Research has shown that Internet use contributes to subjective wellbeing (SWB) in later life, emphasizing the significance of online leisure. Seeking new directions in human-computer interaction (HCI) research among older people, this chapter suggests three pathways towards a better understanding of the roles online leisure plays in older adults’ SWB: Simultaneous exploration of various online leisure activities, concurrent examination of both online and offline leisure activities; and differentiation among discrete subsegments of older Internet users. To demonstrate the effectiveness of these three paths, we examine data collected in an online survey of media use among 814 Israeli Internet users aged 60 years and over. Results indicate that there are six factors of media-based leisure activities, two of which associate positively with users’ life satisfaction (online updates and offline content) and one negatively (offline radio). Analysis also identifies three groups of Internet users, based on the activities they engage in: Onliners, Offliners and Lighter Users. Despite differences in leisure involvement, these groups report similar life satisfaction. The groups’ background characteristics reflect a balancing mechanism wherein participation in certain online and offline activities compensates for distressing conditions to some extent.
|Title of host publication||Perspectives on Human-Computer Interaction Research with Older People|

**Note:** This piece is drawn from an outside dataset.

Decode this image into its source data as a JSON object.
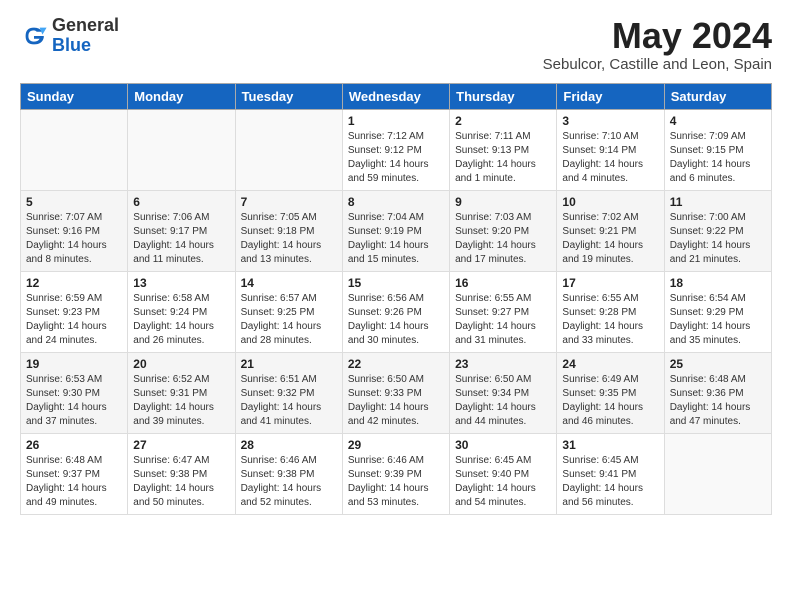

|Number of pages||16|
|State||Published - Feb 2019|
|Name||Human–Computer Interaction Series|